◆ WORK ITEM
Repeat the data exactly. Pictures stay out.

(Data records for software interfaces)

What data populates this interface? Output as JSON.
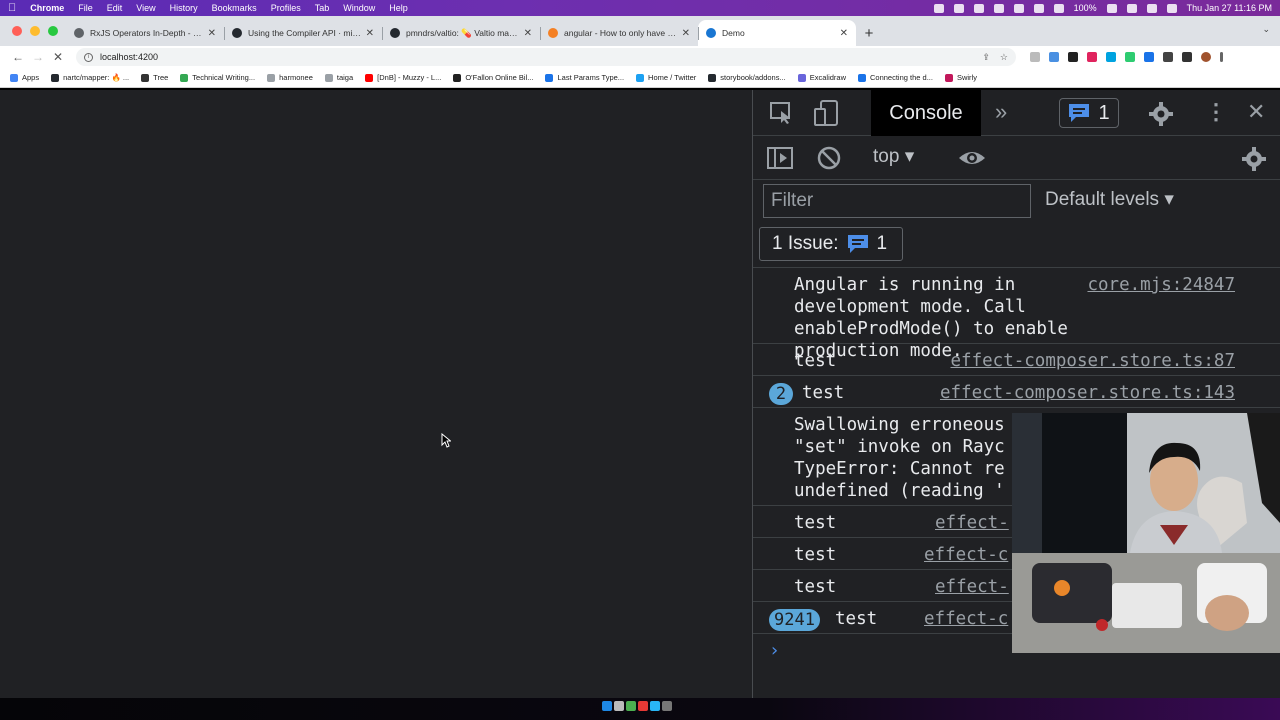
{
  "menubar": {
    "app": "Chrome",
    "items": [
      "File",
      "Edit",
      "View",
      "History",
      "Bookmarks",
      "Profiles",
      "Tab",
      "Window",
      "Help"
    ],
    "battery": "100%",
    "datetime": "Thu Jan 27  11:16 PM"
  },
  "tabs": [
    {
      "label": "RxJS Operators In-Depth - Par",
      "color": "#5f6368"
    },
    {
      "label": "Using the Compiler API · micro",
      "color": "#24292f"
    },
    {
      "label": "pmndrs/valtio: 💊 Valtio makes",
      "color": "#24292f"
    },
    {
      "label": "angular - How to only have sec",
      "color": "#f48024"
    },
    {
      "label": "Demo",
      "color": "#1976d2"
    }
  ],
  "toolbar": {
    "url": "localhost:4200"
  },
  "bookmarks": [
    {
      "label": "Apps",
      "color": "#4285f4"
    },
    {
      "label": "nartc/mapper: 🔥 ...",
      "color": "#24292f"
    },
    {
      "label": "Tree",
      "color": "#333333"
    },
    {
      "label": "Technical Writing...",
      "color": "#34a853"
    },
    {
      "label": "harmonee",
      "color": "#9aa0a6"
    },
    {
      "label": "taiga",
      "color": "#9aa0a6"
    },
    {
      "label": "[DnB] - Muzzy - L...",
      "color": "#ff0000"
    },
    {
      "label": "O'Fallon Online Bil...",
      "color": "#222222"
    },
    {
      "label": "Last Params Type...",
      "color": "#1a73e8"
    },
    {
      "label": "Home / Twitter",
      "color": "#1da1f2"
    },
    {
      "label": "storybook/addons...",
      "color": "#24292f"
    },
    {
      "label": "Excalidraw",
      "color": "#6965db"
    },
    {
      "label": "Connecting the d...",
      "color": "#1a73e8"
    },
    {
      "label": "Swirly",
      "color": "#c2185b"
    }
  ],
  "devtools": {
    "active_tab": "Console",
    "issues_badge": "1",
    "context": "top",
    "filter_placeholder": "Filter",
    "levels": "Default levels",
    "issues_summary": "1 Issue:",
    "issues_summary_count": "1",
    "messages": [
      {
        "text": "Angular is running in development mode. Call enableProdMode() to enable production mode.",
        "source": "core.mjs:24847"
      },
      {
        "text": "test",
        "source": "effect-composer.store.ts:87"
      },
      {
        "count": "2",
        "text": "test",
        "source": "effect-composer.store.ts:143"
      },
      {
        "text": "Swallowing erroneous \"set\" invoke on Rayc TypeError: Cannot re undefined (reading '",
        "source": ""
      },
      {
        "text": "test",
        "source": "effect-"
      },
      {
        "text": "test",
        "source": "effect-c"
      },
      {
        "text": "test",
        "source": "effect-"
      },
      {
        "count": "9241",
        "text": "test",
        "source": "effect-c"
      }
    ]
  }
}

◆ OUTPUT OF THE TASK
What data populates this interface? Output as JSON.
{
  "menubar": {
    "app": "Chrome",
    "items": [
      "File",
      "Edit",
      "View",
      "History",
      "Bookmarks",
      "Profiles",
      "Tab",
      "Window",
      "Help"
    ],
    "battery": "100%",
    "datetime": "Thu Jan 27  11:16 PM"
  },
  "tabs": [
    {
      "label": "RxJS Operators In-Depth - Par",
      "color": "#5f6368"
    },
    {
      "label": "Using the Compiler API · micro",
      "color": "#24292f"
    },
    {
      "label": "pmndrs/valtio: 💊 Valtio makes",
      "color": "#24292f"
    },
    {
      "label": "angular - How to only have sec",
      "color": "#f48024"
    },
    {
      "label": "Demo",
      "color": "#1976d2"
    }
  ],
  "toolbar": {
    "url": "localhost:4200"
  },
  "bookmarks": [
    {
      "label": "Apps",
      "color": "#4285f4"
    },
    {
      "label": "nartc/mapper: 🔥 ...",
      "color": "#24292f"
    },
    {
      "label": "Tree",
      "color": "#333333"
    },
    {
      "label": "Technical Writing...",
      "color": "#34a853"
    },
    {
      "label": "harmonee",
      "color": "#9aa0a6"
    },
    {
      "label": "taiga",
      "color": "#9aa0a6"
    },
    {
      "label": "[DnB] - Muzzy - L...",
      "color": "#ff0000"
    },
    {
      "label": "O'Fallon Online Bil...",
      "color": "#222222"
    },
    {
      "label": "Last Params Type...",
      "color": "#1a73e8"
    },
    {
      "label": "Home / Twitter",
      "color": "#1da1f2"
    },
    {
      "label": "storybook/addons...",
      "color": "#24292f"
    },
    {
      "label": "Excalidraw",
      "color": "#6965db"
    },
    {
      "label": "Connecting the d...",
      "color": "#1a73e8"
    },
    {
      "label": "Swirly",
      "color": "#c2185b"
    }
  ],
  "devtools": {
    "active_tab": "Console",
    "issues_badge": "1",
    "context": "top",
    "filter_placeholder": "Filter",
    "levels": "Default levels",
    "issues_summary": "1 Issue:",
    "issues_summary_count": "1",
    "messages": [
      {
        "text": "Angular is running in development mode. Call enableProdMode() to enable production mode.",
        "source": "core.mjs:24847"
      },
      {
        "text": "test",
        "source": "effect-composer.store.ts:87"
      },
      {
        "count": "2",
        "text": "test",
        "source": "effect-composer.store.ts:143"
      },
      {
        "text": "Swallowing erroneous \"set\" invoke on Rayc TypeError: Cannot re undefined (reading '",
        "source": ""
      },
      {
        "text": "test",
        "source": "effect-"
      },
      {
        "text": "test",
        "source": "effect-c"
      },
      {
        "text": "test",
        "source": "effect-"
      },
      {
        "count": "9241",
        "text": "test",
        "source": "effect-c"
      }
    ]
  }
}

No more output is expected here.